Sowing under cover
Wild seeds can be sown and raised as individual plants in seed trays and pots in the same way as any other garden plant.
This approach requires more effort than sowing in the open, but as the proportion of seeds that result in an established plant is higher this method can be particularly useful for difficult or slower growing species.
When sowing under cover in a cold frame or greenhouse, seed can be sown at most times of year to produce plants for autumn or spring planting. Quick growing annuals and perennials will be large enough to plant out in 4 - 8 weeks from sowing, slower perennials 3 -12 months.
Wild seeds grow well sown on most standard horticultural composts (including peat-free compost). Sow thinly and cover to a depth no greater than the width of the seed sown (ie for the finest seeds no covering at all). For seeds which will be slow to germinate (eg cowslip) a thin layer of horticultural grit scattered on the surface will help prevent moss and algal growth.
Keep the compost damp, but do not over-water. Over-wintered trays are best kept covered (eg in a cold frame) so that the compost does not get saturated by winter rains. Seeds will germinate naturally when the temperature and light conditions are suitable. Gentle heat may be used to bring on plants early in the year. Plants raised under cover or out of season, however, will need careful hardening off before planting out. Once growth has started keep the seedlings well ventilated to help prevent mildew.

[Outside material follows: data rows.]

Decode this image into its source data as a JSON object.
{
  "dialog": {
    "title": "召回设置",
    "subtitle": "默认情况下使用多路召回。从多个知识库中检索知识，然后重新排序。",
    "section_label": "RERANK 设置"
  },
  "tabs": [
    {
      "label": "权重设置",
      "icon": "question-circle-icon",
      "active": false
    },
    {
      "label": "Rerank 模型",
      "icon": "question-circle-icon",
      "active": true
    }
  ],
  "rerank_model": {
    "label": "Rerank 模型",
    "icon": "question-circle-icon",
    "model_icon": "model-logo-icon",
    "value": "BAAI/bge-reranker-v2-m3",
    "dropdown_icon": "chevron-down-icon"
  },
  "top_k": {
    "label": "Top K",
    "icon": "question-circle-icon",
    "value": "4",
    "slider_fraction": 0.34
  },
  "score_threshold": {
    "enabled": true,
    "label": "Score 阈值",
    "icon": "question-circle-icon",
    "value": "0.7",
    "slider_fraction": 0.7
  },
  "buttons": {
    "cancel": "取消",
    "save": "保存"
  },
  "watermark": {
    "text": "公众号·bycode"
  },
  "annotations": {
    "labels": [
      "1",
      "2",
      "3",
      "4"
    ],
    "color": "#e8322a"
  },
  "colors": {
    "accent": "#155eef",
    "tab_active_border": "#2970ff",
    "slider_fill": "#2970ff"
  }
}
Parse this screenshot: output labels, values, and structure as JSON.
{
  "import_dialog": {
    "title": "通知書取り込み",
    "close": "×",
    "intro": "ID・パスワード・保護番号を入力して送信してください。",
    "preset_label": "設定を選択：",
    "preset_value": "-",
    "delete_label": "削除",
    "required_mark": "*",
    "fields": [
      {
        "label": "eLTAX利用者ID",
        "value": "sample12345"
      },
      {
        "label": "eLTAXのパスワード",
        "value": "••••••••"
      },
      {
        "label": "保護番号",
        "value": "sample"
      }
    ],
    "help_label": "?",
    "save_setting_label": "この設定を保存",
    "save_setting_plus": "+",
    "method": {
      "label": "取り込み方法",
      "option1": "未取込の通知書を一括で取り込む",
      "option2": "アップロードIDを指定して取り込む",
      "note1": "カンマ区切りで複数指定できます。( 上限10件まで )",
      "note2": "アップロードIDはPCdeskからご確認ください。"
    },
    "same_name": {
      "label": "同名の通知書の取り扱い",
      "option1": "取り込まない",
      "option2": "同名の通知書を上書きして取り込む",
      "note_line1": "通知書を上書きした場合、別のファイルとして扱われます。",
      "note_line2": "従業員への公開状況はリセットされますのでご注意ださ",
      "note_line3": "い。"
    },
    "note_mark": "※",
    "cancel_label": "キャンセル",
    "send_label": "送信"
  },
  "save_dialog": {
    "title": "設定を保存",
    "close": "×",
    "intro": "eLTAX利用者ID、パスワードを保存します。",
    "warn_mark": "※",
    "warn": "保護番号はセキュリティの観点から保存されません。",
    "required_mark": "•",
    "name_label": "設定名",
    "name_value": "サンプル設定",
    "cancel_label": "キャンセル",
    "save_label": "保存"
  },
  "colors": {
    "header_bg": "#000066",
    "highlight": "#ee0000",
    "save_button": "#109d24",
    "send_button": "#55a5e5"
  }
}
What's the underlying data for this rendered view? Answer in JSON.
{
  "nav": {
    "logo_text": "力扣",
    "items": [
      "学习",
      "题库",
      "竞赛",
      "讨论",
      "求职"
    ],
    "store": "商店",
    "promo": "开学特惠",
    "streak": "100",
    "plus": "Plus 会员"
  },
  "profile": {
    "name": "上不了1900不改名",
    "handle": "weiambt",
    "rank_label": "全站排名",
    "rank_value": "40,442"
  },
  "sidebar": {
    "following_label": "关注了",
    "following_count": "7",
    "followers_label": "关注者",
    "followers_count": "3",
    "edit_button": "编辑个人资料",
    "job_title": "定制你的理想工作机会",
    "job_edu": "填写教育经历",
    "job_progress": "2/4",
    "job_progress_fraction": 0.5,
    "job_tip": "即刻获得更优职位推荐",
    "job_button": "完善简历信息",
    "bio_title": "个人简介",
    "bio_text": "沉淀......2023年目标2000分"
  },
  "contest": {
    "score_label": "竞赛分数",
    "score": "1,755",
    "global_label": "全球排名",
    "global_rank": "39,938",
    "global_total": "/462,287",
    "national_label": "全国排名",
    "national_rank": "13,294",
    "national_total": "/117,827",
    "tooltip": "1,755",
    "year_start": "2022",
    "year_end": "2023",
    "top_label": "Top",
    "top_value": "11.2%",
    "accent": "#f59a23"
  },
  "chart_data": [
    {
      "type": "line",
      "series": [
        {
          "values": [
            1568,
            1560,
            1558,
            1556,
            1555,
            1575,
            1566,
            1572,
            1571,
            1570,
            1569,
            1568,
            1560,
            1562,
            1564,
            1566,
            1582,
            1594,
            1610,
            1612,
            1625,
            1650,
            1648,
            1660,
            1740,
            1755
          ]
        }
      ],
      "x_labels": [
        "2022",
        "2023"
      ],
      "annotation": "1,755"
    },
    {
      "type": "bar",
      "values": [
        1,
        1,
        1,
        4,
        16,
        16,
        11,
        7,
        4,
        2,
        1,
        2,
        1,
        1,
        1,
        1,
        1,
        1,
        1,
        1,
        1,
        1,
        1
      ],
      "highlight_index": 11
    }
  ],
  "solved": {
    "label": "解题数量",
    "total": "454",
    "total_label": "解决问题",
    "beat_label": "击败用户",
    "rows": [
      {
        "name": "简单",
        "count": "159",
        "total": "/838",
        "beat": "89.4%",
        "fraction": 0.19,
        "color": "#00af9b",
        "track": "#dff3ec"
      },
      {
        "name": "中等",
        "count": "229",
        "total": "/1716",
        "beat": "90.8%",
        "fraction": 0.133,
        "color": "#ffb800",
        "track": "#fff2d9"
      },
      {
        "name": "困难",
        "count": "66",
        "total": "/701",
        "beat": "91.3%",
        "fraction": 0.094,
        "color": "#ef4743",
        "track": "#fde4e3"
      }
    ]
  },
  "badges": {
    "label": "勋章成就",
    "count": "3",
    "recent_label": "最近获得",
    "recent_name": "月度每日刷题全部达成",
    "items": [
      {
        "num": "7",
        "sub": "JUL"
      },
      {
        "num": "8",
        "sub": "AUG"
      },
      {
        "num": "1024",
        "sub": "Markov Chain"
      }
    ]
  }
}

Wild seeds are generally more reluctant to germinate than seeds of most cultivated plants which have been bred for ease of cultivation. Most wild flower seeds possess some degree of dormancy which means that germination will be delayed until the appropriate conditions are met, and some also require a particular environmental trigger before germination can occur. For many species these conditions are easily and quickly met so that some germination occurs after only a brief delay. A few species eg cowslip seed will only germinate after the sown seed has passed through a winter - in this case the seed must be sown in the autumn several months before germination takes place. More detail on germination and dormancy can be found in individual species accounts and in the separate article on this subject.
Seedlings can be potted on into pots or plugs/plant modules as soon as they are large enough to handle. As with all seedlings take care not to damage the growing tip of the young shoot, or allow the roots to dry out.
Perennial plants can be held for some time in their pots until conditions are suitable for planting. Annuals and faster growing biennials and perennials are best planted out as soon as they are big enough as their development may be compromised if they become pot-bound. Tap-rooted species (eg carrot family) need to be grown in taller containers and/or planted out whilst young.
Wild flowers and grasses can be planted in to beds (eg as part of a herbaceous planting scheme in a garden), into newly sown wild flower and grass areas (before or after sowing), or into existing grassland or other vegetation.
Plants can be planted in open ground at any time of year when the soil is workable. Plants set out in dry weather will need watering until they are well established.
When planting into existing vegetation it is important to ensure that the young plant will find the space and resources it will need to compete against its new already established neighbours. Planting into existing vegetation is usually more successful in autumn as there is plenty of moisture available and growth of competing plants will be slowing up as winter approaches. Before planting you will need to create space in to which each plant can grow. This can be created immediately before planting by removing or inverting a patch of turf to expose a patch of soil. Alternatively gaps (c 30cm across) can be prepared in advance by killing patches of vegetation with a herbicide (eg glyphosate), or by leaving tiles or slabs over the positions in the weeks before planting.
Whilst plants that have been raised in pots initially have a head start over seedlings sown directly onto the site, longterm success will still depend upon the suitability of the species to the environment in which each plant is placed. Good aftercare and management of the site will also be important.